Filter the data for lines with the word "this" and copy those lines.

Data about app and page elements
****************************************

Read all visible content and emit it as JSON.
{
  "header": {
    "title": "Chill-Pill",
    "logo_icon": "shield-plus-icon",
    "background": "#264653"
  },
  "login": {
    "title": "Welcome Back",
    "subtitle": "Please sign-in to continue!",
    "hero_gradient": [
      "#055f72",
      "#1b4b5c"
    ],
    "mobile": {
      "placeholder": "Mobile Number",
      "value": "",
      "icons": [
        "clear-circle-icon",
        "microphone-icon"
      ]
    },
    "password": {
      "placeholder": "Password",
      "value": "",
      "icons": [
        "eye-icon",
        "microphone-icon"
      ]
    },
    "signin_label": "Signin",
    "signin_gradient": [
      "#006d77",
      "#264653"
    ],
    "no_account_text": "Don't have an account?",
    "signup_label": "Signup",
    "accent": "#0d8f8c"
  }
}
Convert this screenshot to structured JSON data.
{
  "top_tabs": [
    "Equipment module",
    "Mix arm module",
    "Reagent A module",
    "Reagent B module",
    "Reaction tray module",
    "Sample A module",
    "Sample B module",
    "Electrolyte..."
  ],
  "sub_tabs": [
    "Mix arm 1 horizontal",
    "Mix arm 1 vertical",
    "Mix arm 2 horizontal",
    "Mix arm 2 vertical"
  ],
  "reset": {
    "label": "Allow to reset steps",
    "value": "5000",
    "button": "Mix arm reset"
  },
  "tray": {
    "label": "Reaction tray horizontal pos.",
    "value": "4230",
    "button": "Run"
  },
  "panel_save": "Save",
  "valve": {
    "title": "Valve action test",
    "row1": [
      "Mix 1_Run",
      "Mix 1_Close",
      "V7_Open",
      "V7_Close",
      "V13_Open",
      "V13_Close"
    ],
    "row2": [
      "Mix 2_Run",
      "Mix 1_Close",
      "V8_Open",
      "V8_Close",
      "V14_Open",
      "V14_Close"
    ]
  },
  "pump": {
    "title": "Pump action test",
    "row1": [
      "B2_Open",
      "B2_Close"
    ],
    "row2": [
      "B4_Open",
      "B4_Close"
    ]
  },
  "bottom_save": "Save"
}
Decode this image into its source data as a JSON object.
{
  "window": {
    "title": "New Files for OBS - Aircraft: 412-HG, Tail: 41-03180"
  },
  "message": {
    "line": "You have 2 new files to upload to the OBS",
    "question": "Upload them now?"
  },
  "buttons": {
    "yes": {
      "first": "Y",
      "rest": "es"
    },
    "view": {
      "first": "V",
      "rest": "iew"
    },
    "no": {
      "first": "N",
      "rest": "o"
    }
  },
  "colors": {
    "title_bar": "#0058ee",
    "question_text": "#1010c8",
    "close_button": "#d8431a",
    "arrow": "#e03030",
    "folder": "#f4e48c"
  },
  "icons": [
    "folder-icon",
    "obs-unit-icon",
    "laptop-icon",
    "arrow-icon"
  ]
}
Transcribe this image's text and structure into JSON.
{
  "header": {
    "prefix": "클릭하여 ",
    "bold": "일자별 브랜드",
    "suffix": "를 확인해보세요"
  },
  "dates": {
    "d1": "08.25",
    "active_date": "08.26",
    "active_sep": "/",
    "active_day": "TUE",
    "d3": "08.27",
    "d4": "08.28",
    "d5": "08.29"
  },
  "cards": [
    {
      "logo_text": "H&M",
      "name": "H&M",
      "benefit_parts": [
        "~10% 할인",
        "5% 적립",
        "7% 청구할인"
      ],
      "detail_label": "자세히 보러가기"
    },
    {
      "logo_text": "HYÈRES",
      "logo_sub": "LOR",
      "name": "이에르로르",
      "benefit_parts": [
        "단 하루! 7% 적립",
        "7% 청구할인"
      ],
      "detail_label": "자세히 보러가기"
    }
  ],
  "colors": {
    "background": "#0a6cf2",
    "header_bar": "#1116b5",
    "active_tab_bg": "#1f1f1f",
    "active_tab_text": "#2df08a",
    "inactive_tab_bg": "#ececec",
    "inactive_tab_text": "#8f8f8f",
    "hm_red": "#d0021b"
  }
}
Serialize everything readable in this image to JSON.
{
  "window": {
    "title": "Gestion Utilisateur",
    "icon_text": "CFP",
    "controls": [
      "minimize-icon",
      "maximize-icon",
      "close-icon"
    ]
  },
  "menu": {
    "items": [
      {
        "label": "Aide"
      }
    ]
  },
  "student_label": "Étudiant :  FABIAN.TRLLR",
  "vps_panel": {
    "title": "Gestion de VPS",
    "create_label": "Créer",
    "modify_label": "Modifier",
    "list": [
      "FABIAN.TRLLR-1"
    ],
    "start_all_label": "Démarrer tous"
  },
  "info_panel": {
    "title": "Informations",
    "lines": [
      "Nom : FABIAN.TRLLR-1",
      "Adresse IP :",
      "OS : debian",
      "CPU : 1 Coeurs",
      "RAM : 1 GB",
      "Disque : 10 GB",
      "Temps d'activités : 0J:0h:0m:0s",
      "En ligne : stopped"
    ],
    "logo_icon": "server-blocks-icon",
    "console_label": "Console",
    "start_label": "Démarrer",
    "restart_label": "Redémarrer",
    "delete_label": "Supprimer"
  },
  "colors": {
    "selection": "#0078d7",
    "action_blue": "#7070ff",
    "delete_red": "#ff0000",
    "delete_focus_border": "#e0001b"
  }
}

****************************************

Expected answer =
Convert this screenshot to structured JSON data.
Decode this image into its source data as a JSON object.
Transcribe this image's text and structure into JSON.
Serialize everything readable in this image to JSON.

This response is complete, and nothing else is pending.